A short time later, and in desperate circumstances, Rose gave birth to another girl. Open Doors local partners knew this mother of three required urgent help. The team quickly put together a relief package and visited Rose. She looked strong and healthy, enamored with her newborn daughter. “Nagode, Allah ya yi muku Albarka,” meaning “Thank you, may God bless you,” she said after unpacking the food and other essentials we brought.

“I have never imagined that I would receive such gifts, but today, my faith in Christ has been strengthened,” Rose told our partners. “Indeed, He who watches over the widows neither sleeps nor slumbers. This support will enable me to care for family. God in Heaven will richly reward you.”

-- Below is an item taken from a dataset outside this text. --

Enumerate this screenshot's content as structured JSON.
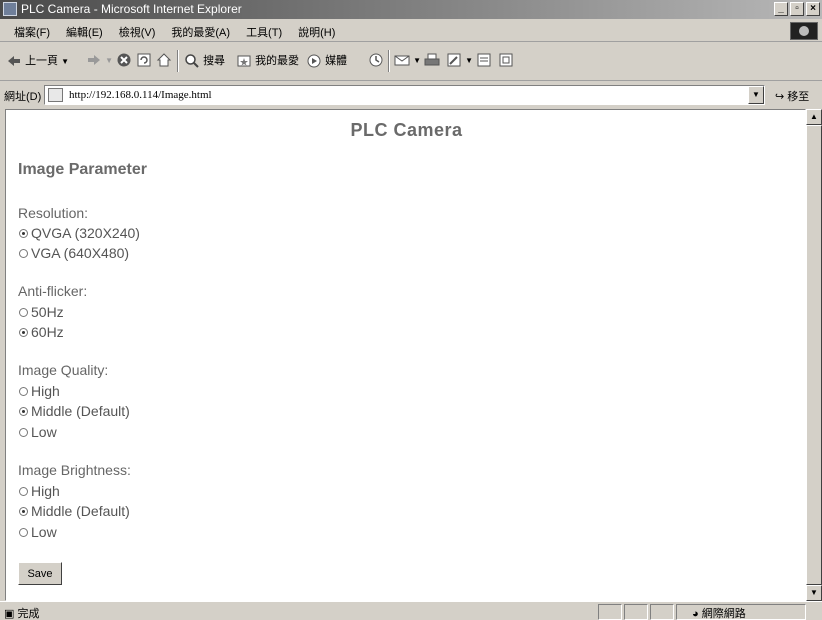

Rose is just one of the thousands of believers in desperate need of help. In Nigeria alone, Open Doors has identified more than 9,000 families who don’t know where their next meal will come from.

Please pray for the Lord’s provision in their lives and if you are able, continue to help us bring urgent relief and hope to Rose and many others like her across Africa. With your help, Open Doors can provide things like food, soap, rent assistance and spiritual support to widows and their children, Muslim-background believers, and lay leaders. Every $65 provides relief to one family for one month.

Pray for Rose and Nigerian believers:

  • Raising her daughters in the way of the Lord and providing their needs is Rose’s greatest concern. Please pray for God’s provision, spiritually and physically.
  • Pray for an end to the violent persecution of Christians in Nigeria and across Africa.
  • Pray and thank God for safe delivery and pray that the baby will grow in the wisdom of the Lord.
  • Pray for Rose that God will continue to provide and protect her and her kids.
  • Pray for Christians who are discriminated against for government aid during coronavirus lockdown.
  • Pray for believers who are desperate for food and basic needs during the COVID-19 pandemic.